Every line below that holds the word "icon" must be listed.

Entries from a dataset of interfaces
+---+
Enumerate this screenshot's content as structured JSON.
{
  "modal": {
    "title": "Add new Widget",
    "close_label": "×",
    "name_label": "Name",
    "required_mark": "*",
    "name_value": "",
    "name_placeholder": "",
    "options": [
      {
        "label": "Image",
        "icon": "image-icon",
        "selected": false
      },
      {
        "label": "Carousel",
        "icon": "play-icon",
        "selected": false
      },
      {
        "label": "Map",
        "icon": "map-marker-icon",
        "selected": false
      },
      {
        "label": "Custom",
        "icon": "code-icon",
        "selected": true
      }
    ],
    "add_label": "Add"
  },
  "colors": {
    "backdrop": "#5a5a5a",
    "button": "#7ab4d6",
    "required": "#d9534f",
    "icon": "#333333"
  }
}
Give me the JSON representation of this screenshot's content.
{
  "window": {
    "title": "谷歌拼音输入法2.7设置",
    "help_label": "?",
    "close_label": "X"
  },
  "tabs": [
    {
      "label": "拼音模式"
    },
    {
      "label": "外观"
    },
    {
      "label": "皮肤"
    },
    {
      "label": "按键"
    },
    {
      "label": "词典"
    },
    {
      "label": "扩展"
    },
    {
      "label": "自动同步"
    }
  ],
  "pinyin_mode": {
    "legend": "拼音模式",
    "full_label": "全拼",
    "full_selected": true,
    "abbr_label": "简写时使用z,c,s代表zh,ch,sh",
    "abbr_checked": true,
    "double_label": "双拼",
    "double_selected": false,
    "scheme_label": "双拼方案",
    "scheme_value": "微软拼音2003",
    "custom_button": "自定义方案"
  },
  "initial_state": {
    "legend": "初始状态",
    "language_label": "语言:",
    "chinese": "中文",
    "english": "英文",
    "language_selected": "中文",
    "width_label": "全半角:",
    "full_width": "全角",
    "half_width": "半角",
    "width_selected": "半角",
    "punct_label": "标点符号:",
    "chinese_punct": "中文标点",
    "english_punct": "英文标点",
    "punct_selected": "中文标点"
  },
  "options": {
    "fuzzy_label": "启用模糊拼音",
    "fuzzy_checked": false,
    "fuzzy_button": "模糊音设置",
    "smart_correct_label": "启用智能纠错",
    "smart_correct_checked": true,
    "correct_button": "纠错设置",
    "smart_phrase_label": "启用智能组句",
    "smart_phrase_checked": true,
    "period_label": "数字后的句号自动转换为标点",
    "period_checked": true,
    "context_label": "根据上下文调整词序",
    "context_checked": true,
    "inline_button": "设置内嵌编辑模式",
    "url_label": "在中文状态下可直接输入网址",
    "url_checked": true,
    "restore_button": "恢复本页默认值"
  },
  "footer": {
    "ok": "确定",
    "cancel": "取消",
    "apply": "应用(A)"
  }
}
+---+
EXERCISE ANSWER >>
        "icon": "image-icon",
        "icon": "play-icon",
        "icon": "map-marker-icon",
        "icon": "code-icon",
    "icon": "#333333"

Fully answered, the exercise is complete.